I have noticed from Press reports and from my own experience that the rents charged by certain local authorities appear to be excessive; the tenant has no appeal since it is a function of the manager. I believe that a local authority tenant should have the same redress in law as any other tenant. Perhaps the Minister would indicate whether that aspect has been considered or whether he intends considering bringing local authorities within the scope of rents restriction legislation.

I should draw the attention of the House to the fact that this is merely a Continuation Bill and we are merely seeking the authority of the House to continue this Bill for another 12 months.

I told the Minister for the Gaeltacht that on several occasions.

So complex is permanent legislation, I do not think it would be possible to deal with it in this sort of discussion. We would have to know first of all exactly what we were discussing. At the moment we cannot say what we are discussing because the matter has not been brought to the attention of the Government. It is popular for Deputies on the Opposition Benches more or less to taunt the members on this side of the House with the fact that they neglected to do something they should have done, something they themselves did not do, and so on. I could continue on that line, but I do not think it is desirable to do so.

Though I am hoping, it is not at all certain that a permanent measure will come before the House even in the next session because the matter has not been touched upon at all either by the last Government or the Government which preceded it. At the moment I am almost submerged in legislation of a particularly complex legal type and it is not possible for me to say when I will be in a position to bring a permanent measure before the Government, much less bring it before the House. When it is brought before the Government, it will take a considerable time to discuss it and come to decisions as to what recommendations of the Conroy Commission should or should not be accepted. Certain matters will have to be decided before we can present the draft heads to the draftsman. The question then will be how quickly the draftsman will be able to deal with the measure. It would not be fair for me to suggest to the House that a permanent Bill will come before the House even in the next session, though I shall do my best to meet the demands which have been made in relation to the introduction of such a measure.

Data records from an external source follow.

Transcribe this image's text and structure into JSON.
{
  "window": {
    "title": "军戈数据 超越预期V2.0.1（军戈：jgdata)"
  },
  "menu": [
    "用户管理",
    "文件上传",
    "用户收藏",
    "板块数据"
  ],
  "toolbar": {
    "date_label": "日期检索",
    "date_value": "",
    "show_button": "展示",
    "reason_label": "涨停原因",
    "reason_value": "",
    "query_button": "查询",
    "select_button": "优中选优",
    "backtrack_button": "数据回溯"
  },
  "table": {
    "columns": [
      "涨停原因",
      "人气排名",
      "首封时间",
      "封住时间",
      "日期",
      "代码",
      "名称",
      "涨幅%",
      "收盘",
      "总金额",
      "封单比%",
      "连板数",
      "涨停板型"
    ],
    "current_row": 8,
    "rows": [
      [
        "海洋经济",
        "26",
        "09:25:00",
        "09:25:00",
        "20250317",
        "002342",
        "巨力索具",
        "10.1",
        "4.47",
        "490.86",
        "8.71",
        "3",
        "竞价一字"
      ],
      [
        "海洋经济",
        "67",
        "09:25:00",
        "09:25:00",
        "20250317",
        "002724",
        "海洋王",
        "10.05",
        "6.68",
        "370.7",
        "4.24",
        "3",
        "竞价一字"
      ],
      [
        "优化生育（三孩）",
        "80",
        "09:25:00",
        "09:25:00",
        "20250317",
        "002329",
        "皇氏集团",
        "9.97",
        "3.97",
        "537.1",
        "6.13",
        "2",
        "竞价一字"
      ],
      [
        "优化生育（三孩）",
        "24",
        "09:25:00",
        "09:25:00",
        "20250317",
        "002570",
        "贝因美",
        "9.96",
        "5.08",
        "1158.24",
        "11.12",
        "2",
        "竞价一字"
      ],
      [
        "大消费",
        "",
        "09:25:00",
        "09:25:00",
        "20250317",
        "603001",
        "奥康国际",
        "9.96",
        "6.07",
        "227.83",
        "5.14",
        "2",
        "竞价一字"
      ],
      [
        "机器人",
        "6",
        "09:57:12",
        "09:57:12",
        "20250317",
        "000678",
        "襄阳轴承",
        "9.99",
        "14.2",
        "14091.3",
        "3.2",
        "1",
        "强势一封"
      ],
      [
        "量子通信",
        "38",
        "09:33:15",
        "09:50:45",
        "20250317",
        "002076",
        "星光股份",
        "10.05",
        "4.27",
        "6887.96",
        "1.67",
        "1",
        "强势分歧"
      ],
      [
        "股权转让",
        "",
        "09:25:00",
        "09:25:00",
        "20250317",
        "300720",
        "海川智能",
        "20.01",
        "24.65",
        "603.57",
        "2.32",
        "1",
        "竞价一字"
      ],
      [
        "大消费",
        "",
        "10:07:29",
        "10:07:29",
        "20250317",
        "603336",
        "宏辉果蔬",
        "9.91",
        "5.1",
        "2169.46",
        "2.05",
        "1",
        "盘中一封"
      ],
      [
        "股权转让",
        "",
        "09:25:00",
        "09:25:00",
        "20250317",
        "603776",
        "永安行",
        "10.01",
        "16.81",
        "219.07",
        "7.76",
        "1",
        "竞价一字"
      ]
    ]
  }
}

Deputy Dillon asked some questions about local authority houses. It may be of some interest to know that the number of houses completed in Dublin since 1947 amounted to 16,463 and in other urban areas 15,468. Since 1952 to date, 8,991 houses have been constructed in Dublin and 8,544 in other areas. That will, of course, relieve the situation to which Deputy Dillon referred to some extent. It may also be of interest to Deputies to know that it is estimated that 11,767 houses will be required in Dublin according to the estimate for local authority housing needs on 30th September last. I suppose we could call that 12,000 houses. In Cork City 2,075 houses are estimated as being necessary to meet the needs of that area. In other urban areas 3,433 houses and in rural areas 5,671 houses are estimated as being required. That makes a grand total of 22,946 houses, or approximately 23,000 houses. That is the number estimated to be required before one could in fact bring in the type of relief that Deputy Dillon was, I think, suggesting could be given if housing needs were met.

As I said at the outset, this is merely a Continuation Bill. If we were to discuss all the intricacies of this legislation we would need to have before us something in the nature of a permanent measure. I am not in a position to bring such a measure before the House and I would be glad if the House would decide to give me all stages of this Bill now.

Question put and agreed to.
Bill put through Committee, reported without amendment, received for final consideration and passed.